So to recap:
1. LeBron was taking a shot at Phil.
2. Enes Kanter didn’t like that.
3. Jeff Hornacek likes that.
Clear? Ok, good.
Joel Embiid has a reputation around the league already, and for good reason.
The man who continuously lobbied Rihanna to give him a chance for a date has other NBA players hoping they beat the Philadelphia 76ers just to avoid Embiid’s trash talking.
Indeed, the Golden State Warriors beat Philly on Saturday night, 124-116, thanks in part to a huge rally in the second half.
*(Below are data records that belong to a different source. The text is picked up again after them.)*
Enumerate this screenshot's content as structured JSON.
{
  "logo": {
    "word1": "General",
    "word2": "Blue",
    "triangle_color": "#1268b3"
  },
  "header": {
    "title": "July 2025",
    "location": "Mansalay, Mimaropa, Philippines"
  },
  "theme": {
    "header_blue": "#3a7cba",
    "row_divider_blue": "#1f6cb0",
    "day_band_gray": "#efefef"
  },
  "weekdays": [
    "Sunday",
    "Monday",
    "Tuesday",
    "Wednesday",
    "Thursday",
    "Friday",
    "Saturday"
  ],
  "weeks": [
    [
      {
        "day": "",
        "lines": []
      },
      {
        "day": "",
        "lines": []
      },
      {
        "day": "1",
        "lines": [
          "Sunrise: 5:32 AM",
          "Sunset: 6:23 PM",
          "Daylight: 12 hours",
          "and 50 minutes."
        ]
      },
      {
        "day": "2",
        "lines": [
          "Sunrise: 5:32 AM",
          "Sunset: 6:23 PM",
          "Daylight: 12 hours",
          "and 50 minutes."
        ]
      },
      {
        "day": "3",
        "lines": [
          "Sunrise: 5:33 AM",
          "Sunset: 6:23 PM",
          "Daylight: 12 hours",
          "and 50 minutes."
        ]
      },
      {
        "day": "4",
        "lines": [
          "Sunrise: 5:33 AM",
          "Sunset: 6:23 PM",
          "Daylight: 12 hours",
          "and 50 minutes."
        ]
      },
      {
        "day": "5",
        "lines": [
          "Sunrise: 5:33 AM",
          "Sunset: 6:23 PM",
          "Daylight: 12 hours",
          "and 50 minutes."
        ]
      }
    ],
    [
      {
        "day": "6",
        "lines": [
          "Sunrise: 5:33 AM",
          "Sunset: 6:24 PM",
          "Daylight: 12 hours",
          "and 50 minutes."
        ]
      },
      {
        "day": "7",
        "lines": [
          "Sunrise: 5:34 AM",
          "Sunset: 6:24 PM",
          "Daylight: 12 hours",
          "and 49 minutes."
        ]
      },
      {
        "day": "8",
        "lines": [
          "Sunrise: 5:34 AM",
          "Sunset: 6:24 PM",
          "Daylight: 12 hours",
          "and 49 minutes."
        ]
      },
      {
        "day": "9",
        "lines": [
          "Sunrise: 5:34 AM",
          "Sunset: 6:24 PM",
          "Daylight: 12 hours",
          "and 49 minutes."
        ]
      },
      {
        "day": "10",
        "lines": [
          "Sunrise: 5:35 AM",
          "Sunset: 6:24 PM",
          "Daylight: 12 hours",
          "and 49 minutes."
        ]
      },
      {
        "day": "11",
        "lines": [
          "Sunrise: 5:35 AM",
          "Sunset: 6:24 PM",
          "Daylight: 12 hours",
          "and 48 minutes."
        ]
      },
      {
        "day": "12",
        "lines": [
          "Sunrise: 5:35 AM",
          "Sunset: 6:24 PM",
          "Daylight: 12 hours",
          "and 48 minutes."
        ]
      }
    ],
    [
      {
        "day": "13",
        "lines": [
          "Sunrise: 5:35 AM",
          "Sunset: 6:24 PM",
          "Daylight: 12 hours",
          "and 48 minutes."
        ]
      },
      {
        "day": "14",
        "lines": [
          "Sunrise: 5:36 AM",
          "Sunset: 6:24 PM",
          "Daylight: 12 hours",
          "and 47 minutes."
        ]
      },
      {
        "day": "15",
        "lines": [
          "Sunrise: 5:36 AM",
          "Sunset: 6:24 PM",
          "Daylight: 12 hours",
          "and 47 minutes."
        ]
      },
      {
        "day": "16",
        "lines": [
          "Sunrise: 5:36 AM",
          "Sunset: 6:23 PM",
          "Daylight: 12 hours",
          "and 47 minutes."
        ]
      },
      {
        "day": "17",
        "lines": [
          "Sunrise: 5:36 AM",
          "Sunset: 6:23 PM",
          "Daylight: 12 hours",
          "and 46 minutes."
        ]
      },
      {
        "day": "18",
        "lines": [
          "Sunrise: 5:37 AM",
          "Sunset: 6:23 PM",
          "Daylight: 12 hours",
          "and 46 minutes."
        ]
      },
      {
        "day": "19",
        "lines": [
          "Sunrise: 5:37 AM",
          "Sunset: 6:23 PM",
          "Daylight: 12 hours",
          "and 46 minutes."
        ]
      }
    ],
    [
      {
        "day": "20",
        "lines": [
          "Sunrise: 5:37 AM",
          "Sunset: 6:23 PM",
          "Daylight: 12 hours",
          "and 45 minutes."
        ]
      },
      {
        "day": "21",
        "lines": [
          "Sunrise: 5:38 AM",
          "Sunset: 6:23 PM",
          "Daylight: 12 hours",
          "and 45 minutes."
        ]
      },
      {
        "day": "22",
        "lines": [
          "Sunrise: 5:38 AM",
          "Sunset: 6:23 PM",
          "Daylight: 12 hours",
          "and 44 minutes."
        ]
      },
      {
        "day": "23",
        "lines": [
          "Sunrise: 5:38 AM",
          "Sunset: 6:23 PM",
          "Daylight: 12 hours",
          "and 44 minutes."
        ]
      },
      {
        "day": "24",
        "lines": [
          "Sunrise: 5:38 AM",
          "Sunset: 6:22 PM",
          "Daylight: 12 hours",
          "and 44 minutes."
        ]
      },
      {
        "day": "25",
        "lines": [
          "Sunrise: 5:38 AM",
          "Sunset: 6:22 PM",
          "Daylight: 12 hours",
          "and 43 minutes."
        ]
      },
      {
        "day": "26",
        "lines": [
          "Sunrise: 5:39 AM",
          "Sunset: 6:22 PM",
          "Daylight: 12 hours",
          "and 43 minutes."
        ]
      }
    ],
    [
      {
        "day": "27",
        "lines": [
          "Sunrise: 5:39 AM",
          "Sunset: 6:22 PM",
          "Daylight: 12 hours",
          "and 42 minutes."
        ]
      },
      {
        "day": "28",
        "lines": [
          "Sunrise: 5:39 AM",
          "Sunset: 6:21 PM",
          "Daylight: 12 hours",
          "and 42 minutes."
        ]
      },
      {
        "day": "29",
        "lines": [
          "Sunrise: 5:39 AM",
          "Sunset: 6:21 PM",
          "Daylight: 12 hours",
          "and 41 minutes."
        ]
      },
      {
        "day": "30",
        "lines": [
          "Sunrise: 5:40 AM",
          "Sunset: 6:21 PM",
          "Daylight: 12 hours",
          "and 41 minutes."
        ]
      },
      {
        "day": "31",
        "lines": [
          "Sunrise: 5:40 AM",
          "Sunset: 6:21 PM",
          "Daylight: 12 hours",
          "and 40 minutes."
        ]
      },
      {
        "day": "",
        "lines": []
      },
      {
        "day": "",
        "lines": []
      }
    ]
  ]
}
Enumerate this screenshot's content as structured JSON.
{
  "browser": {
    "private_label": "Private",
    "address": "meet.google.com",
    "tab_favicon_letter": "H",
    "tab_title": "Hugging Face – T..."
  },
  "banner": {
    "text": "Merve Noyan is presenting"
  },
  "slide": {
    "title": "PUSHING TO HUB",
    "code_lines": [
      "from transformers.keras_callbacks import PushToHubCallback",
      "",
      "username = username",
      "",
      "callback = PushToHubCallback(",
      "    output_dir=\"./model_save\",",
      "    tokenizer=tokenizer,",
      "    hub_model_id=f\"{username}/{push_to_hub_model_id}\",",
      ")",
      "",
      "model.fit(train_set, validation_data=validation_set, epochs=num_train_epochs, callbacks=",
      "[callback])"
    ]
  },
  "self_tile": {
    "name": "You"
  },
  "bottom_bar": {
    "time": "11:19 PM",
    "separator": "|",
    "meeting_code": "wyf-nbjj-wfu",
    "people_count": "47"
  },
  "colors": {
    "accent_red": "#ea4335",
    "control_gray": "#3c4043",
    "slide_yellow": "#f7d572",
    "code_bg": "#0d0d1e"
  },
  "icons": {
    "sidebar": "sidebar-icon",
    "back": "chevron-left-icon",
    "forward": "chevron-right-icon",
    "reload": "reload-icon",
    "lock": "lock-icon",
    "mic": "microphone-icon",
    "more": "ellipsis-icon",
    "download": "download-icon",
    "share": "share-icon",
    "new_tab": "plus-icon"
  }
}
A 22-point deficit had to be overcome for Golden State, and not just to add to their win column.
The team also wanted to sidestep Embiid’s silver tongue:
Both Draymond Green and Kevin Durant said they wanted to keep Embiid at bay. Durant’s comment was particularly funny, and can be seen in the video at the top of the article (fair warning, Durant used some NSFW language).
The Process is now The Reputation.
One of the NBA’s more under appreciated forwards has announced his retirement from the NBA.
David Lee, who spent time in his career with the New York Knicks, Golden State Warriors, Boston Celtics, Dallas Mavericks, and San Antonio Spurs, told the NBA world about his retirement via his Instagram page on Sunday.
Lee, 34, played last season with the Spurs. He averaged 7.3 points, 5.6 rebounds, and 1.6 assists for Gregg Popovich’s team.
Lee played 14 seasons in the NBA, the majority of which came with the Knicks. During his time in New York, Lee was seen as an unsung hero, nabbing rebounds and doing yeoman’s work from the power forward position.
The Knicks traded Lee to Golden State in the summer of 2010 for Kelenna Azubuike, Anthony Randolph, Ronny Turiaf, and two second round picks. He was part of the Warriors’ 2014-15 NBA Championship before eventually being traded to Boston in 2015.
We were all waiting for supposed “good news” about injured Philadelpia 76ers guard and No. 1 overall pick Markelle Fultz. And it looks like we’ve got it? It’s hard to tell with this one.
On Sunday, the Sixers announced that Fultz — suffering from a sore right shoulder — would be re-evaluated in two to three weeks.
That’s at least some kind of timeline, which is more than we got when Fultz was originally ruled out indefinitely at the end of October.
Here’s the announcement from the Sixers.
Fultz has reportedly been working out and shooting left handed, which one can only hope is adding to his dexterity.
No doubt Sixers fans just want to see him on the court again as quickly as possible. The saga of the imbalanced shoulder has been a strange one, we’ve all got our fingers crossed that it settles normally.